Items from a dataset
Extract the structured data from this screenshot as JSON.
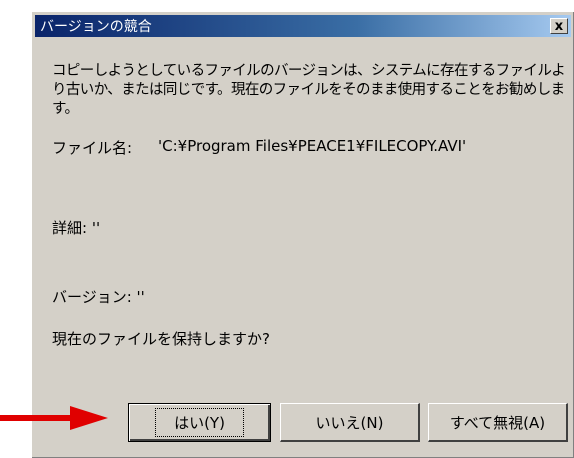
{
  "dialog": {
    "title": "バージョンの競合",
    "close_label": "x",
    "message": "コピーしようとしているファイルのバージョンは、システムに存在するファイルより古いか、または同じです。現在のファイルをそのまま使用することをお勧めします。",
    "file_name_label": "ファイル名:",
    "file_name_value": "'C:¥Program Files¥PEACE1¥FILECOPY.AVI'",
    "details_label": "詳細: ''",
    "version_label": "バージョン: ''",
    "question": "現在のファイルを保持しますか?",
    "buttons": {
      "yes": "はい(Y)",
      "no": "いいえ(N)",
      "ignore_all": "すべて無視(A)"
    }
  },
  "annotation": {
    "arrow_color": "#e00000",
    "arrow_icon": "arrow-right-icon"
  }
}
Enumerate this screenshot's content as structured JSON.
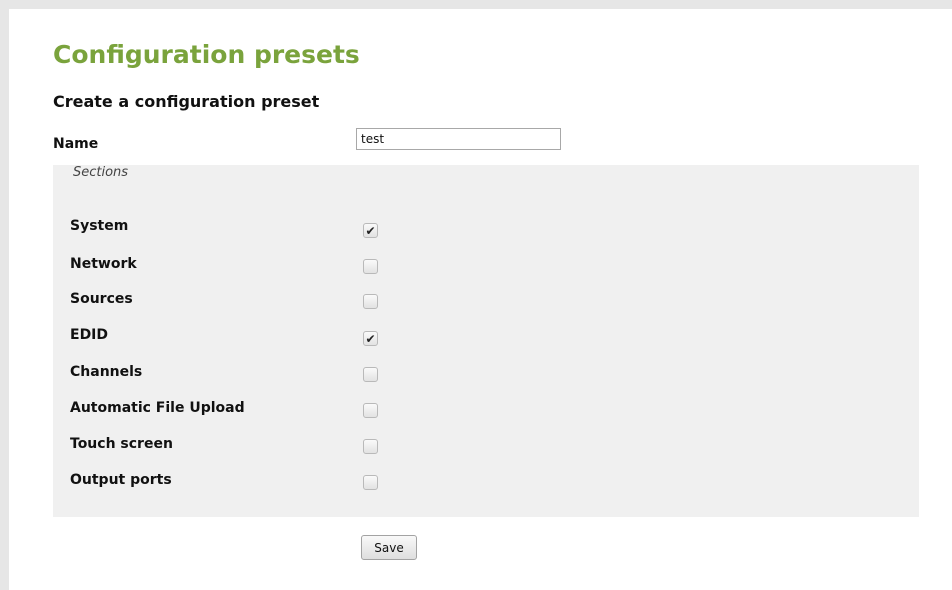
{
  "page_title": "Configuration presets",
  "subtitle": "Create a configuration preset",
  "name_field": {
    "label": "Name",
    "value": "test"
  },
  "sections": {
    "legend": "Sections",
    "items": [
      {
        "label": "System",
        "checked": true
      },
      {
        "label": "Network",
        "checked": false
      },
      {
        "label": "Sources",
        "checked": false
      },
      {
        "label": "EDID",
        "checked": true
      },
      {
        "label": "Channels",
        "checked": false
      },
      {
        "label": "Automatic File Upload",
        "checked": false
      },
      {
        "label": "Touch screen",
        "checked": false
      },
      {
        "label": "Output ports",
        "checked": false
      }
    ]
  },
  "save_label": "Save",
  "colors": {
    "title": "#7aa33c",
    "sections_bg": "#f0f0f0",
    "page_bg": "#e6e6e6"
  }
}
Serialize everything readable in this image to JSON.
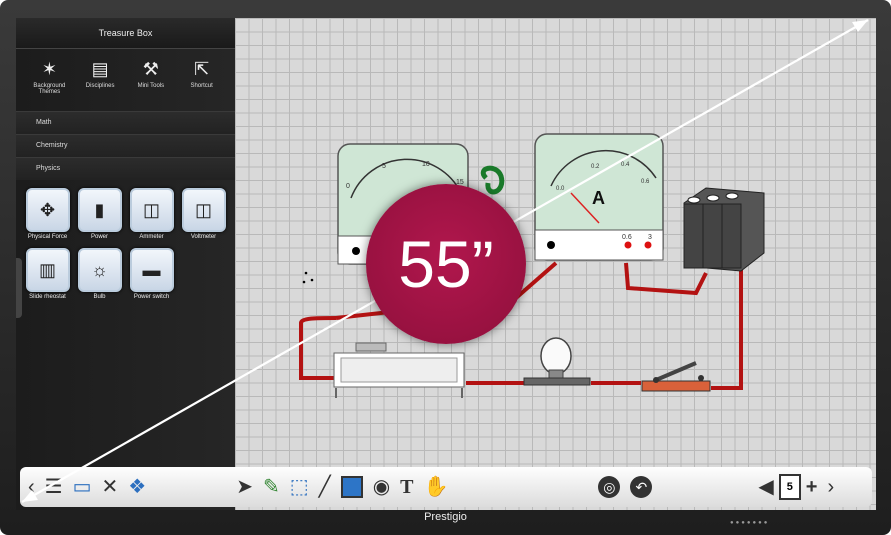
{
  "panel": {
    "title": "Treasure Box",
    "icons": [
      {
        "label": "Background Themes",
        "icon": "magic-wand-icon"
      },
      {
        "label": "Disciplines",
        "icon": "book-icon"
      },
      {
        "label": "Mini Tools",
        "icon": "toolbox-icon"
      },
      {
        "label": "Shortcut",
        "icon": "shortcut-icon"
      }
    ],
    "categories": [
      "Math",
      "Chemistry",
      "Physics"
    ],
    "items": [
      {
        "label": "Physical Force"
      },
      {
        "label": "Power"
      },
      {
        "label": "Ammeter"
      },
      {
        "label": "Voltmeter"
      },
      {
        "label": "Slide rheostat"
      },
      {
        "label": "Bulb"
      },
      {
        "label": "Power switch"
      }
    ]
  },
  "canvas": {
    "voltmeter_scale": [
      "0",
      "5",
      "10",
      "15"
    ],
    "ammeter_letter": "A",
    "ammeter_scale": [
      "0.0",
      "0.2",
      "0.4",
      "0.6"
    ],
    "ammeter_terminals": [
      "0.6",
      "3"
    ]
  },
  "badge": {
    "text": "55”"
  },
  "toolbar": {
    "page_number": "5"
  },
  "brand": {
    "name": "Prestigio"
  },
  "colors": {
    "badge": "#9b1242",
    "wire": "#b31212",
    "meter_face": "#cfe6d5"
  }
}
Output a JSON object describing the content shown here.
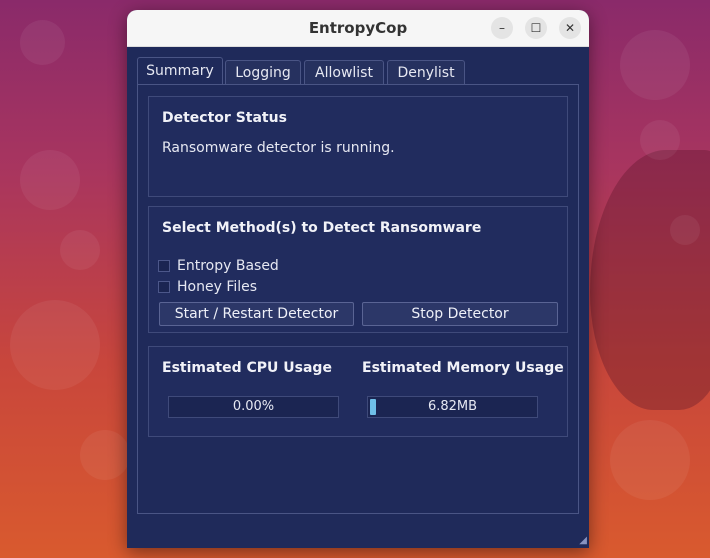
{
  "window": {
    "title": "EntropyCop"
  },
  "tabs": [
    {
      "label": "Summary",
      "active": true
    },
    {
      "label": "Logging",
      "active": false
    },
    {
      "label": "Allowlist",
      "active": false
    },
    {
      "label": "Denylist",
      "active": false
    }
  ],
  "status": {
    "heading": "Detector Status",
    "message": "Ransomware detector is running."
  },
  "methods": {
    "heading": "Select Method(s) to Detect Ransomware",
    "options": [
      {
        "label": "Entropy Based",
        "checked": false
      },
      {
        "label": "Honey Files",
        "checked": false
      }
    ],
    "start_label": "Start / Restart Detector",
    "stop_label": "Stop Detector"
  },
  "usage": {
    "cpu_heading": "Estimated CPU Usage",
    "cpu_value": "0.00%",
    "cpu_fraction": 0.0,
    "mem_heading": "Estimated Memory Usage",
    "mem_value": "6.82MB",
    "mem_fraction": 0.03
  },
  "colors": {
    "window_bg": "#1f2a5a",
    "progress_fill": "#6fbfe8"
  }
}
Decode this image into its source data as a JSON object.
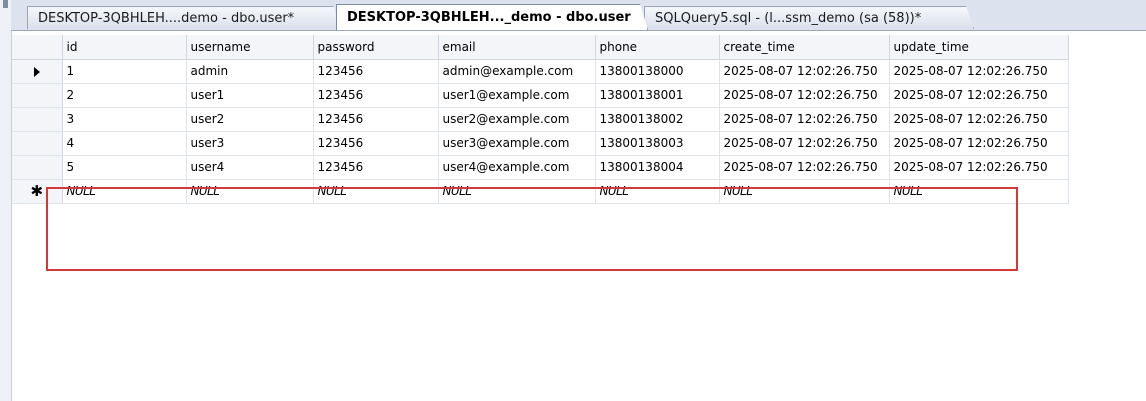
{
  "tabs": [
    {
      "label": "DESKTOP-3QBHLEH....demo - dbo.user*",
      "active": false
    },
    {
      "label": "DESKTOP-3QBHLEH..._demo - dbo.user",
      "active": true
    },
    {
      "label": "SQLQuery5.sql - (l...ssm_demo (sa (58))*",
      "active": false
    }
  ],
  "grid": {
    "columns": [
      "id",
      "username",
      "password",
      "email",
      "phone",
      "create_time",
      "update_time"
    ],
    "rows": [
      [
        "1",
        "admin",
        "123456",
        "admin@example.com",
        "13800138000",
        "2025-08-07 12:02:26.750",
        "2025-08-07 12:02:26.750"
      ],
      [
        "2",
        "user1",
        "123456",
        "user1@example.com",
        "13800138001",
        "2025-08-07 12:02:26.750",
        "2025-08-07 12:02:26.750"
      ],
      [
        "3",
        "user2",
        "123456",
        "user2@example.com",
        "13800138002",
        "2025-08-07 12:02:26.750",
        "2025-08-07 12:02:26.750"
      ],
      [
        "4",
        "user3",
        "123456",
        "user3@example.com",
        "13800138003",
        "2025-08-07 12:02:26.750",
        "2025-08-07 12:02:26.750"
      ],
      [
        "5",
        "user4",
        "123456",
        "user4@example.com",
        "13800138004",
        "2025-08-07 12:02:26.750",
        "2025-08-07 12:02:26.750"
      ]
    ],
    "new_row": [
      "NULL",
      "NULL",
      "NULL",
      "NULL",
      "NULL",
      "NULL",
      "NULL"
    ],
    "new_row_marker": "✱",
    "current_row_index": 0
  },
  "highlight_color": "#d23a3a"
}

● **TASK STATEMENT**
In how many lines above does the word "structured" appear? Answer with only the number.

● **RESULT BELOW**
2